  27. Statue of Apollo.
  28. Statue of Pan (?).
  29. Armillary sphere (German, 16th century).
  30. Ebony and gilt table clock (probably Augsburg, 16th century).
  31. Pair of compasses.
  32. Gunner’s level, possibly by Ulrich Schniep (Wiesensteig, active from 1545-d. 1588).
  33. Statue of Minerva.
  34. Statue of Amor (?).
  35. Bookcase including a book by Euclid.
  36. Musical instruments. Along with astronomy, geometry and arithmetic, music was part of the quadrivium, which combined with the trivium of logic, rhetoric and grammar made up the seven liberal arts.
  37. Bust of Julius Caesar (?).
  38. Statue of Adam (?).
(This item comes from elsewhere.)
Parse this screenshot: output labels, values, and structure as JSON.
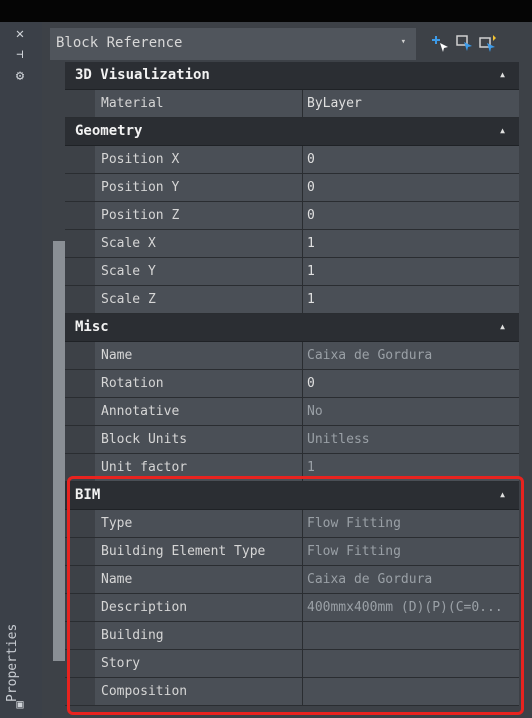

  39. Fountain with putto playing the bagpipes. This fountain bears a resemblance to the Singing Fountain in front of the Belvedere in Prague, where Kepler and Tycho Brahe carried out observations. The fountain could also represent hydraulics as part of mathematics.
  40. Obelisk. While this is an unlikely architectural feature, the obelisk had connections with astronomical measurement in the seventeenth century, being associated particularly with solar observation.
  41. Bust of Hercules (?).
  42. Statue of Eve (?).
  43. Perpetuum mobile by Cornelis Drebbel (Alkmaar, 1572–London, 1633). Powered by changes in air-pressure, this device (only barely visible) became well-known around 1612 and was a device of fascination to Flemish artists including Rubens.
  44. Bust of Nero.
  45. Hercules and a Centaur by Giambologna (Jean Boulogne; Douai, 1529–Florence, 1608).
  46. Bust of Septimius Severus (?).
  47. Sculpture of Cybele (?) and a lion.
  48. Bull by Giambologna (Jean Boulogne; Douai, 1529–Florence, 1608).
  49. Statue of Bacchus.
  50. Statue of Ceres.
  51. Triangulation instrument for military surveying.
  52. Ebony and gilt German clock, c. 1600.
  53. Beam compass, used to describe long-radius circles.
  54. Concave (‘burning’) mirror viewed from the back. This mirror is also found in a double portrait of Muzio Oddi and Peter Linder painted by Daniele Crespi.
  55. The bearded male figure is probably intended as an allegorical representation of Disegno (drawing or design), but could also be a portrait. It is possible that this is a likeness of German astronomer Johannes Kepler (1571–1630).
  56. The female allegorical figure in classical dress with palette and brushes, maulstick, mallet and a book appears to represent Painting, Sculpture and possibly Architecture. The laurel wreath and sun pendant indicate that she also represents Virtue. She appears to be resting on the male figure, suggesting the interpretation ‘The Arts and Virtue rest on Design’, where Design encompasses both mathematics and astronomy.